This is to hoping that everybody, near and far, had a fabulous Christmas Day. Let us continue to give, let us continue to love, and be loved. Celebrate!

World Food Gatherers – Acorns are Just for Squirrels! 

No wonder, I am always jealous of the squirrels! Especially in the Fall season Particularly, when I see them enjoying the Acorns. I always knew, I was missing out. Ignorance is so faminizing!

Processed with Moldiv

Processed with Moldiv

See, I am a wild food hunter-gatherer. I am not afraid to venture out and scout for any food growing wildly; I don’t spare trees, no shrubs or weeds or soils. It is a reflection of my upbringing and nutritional diet.

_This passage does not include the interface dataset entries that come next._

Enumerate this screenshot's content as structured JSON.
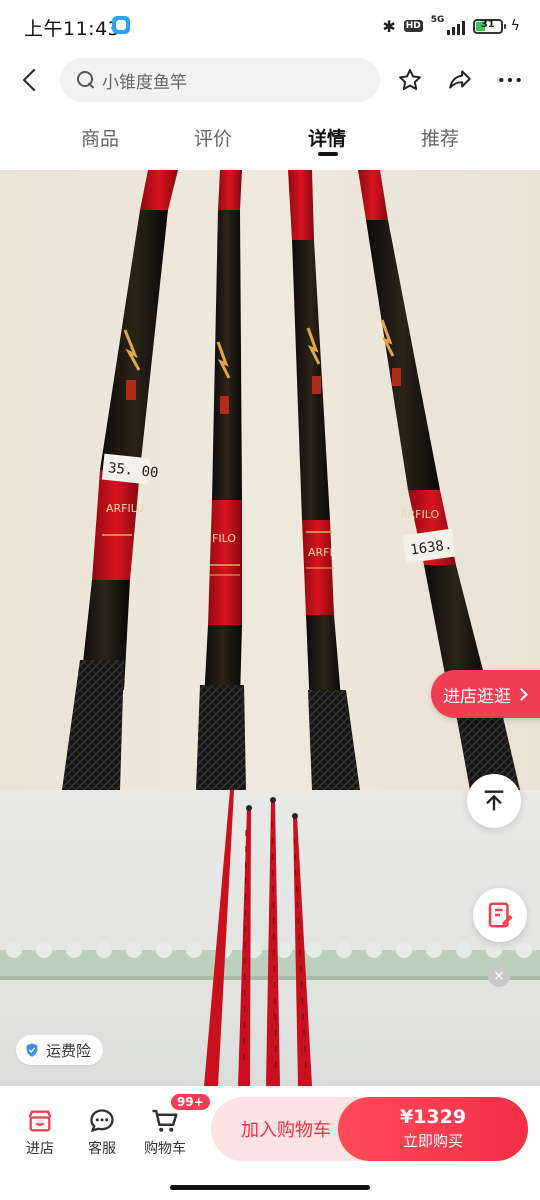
{
  "status_bar": {
    "time": "上午11:43",
    "network": "5G",
    "hd": "HD",
    "battery": "31"
  },
  "nav": {
    "search_text": "小锥度鱼竿"
  },
  "tabs": [
    {
      "label": "商品",
      "active": false
    },
    {
      "label": "评价",
      "active": false
    },
    {
      "label": "详情",
      "active": true
    },
    {
      "label": "推荐",
      "active": false
    }
  ],
  "product_image": {
    "price_tag_left": "35. 00",
    "price_tag_right": "1638.",
    "brand_fragment_1": "ARFILO",
    "brand_fragment_2": "FILO",
    "brand_fragment_3": "ARFI",
    "brand_fragment_4": "ARFILO"
  },
  "floating": {
    "store_label": "进店逛逛",
    "insurance_label": "运费险",
    "close_symbol": "×"
  },
  "bottom_bar": {
    "store_label": "进店",
    "service_label": "客服",
    "cart_label": "购物车",
    "cart_badge": "99+",
    "add_to_cart_label": "加入购物车",
    "price": "¥1329",
    "buy_label": "立即购买"
  },
  "colors": {
    "accent": "#f03f52",
    "add_cart_bg": "#fde3e4",
    "rod_red": "#c8101e"
  }
}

I was born in the Pearl of Africa. Our family grew our own food, as well as partook of what nature freely provided. When we got sick, my mom would comb the bushes and trees for leaves, shrubs and grasses to cure all sorts of ailments like, fever, malaria, cough or cold, stomach pains and aches, headache, cuts or burns. You name it, she knew and found the medicine, employing the knowledge passed down to her by her mother and her mother’s mother.

As kids, we enjoyed fruits growing wildly on trees, beyond our backyard, such as, mangos, gooseberries, guavas, jackfruit, and plenty more I don’t know by English name. Soil and clay were not spared, either. Property ownership was to “The Commons”, not the now predominant individualized possession, which has overtaken communities, including in my origin.

To date, I am still a naturalist. Forget organic, the “post-modernist” newly found love for all things non-GMO! Funny enough, some “non-GMO” obsessive compulsives, denigrate wild foods as ‘unhealthy’ and ‘unsafe’ to eat. I call that ignorance!

Take for instance, an incident that happened last fall, while out on a group hike in our neighborhood big State Park. Along the hike in the woods, I stopped with Child Of Mine and his two cousins to pick and eat blueberries straight from the tree. One self-avowed “Mother Nature Keeper” expressed great shock that we were eating “unwashed wild fruits”! I thought to myself, what’s the worst that would happen? Guess what, we didn’t die!

Yet, she’s not alone with that form kind of ignorance. Several of my social relations have frown upon me picking apples, pears or peaches that grow freely on trees in my neighborhood. Undeterred, I still pick wild Dandelion, good for tea, salad, and a constipation remedy. I enjoy crops of wild mint for my tea and salad, blackberries and more in my backyard!

Ironically, I am often sternly cautioned that the fruits and shrubs might contain pesticides, by those whose “Organic” fruits comes from grocery stores, whose main source they have no clue about! Btw, one of the grocery store suppliers failed to give a straight up response, when I asked if and how the eggplant I bought from their store, could be “seedless” and still “organic”? I stopped buying their brand.

So, as I ate the “O-chestnuts” I bought from the grocery store, a thought crossed my mind that should ask Siri,”If, acorns are good for human consumption?” Voila!

Sorry neighborhood squirrels, may the eating competition begin! Hello trees in our yard; here I come!  With empty bags and buckets, COM and I are gonna pick, crush, roast and grind acorns this weekend. For all kinds of recipes — paste, pie filling, soup, pudding, flour, or just roasted stone of acorn. And since we’ll be picking from the ground, I am hoping they’ll dried and good to go.

It’s the Fall y’all! Let’s enjoy the Fall Harvest wild food hunter gatherers! Scavenger hunt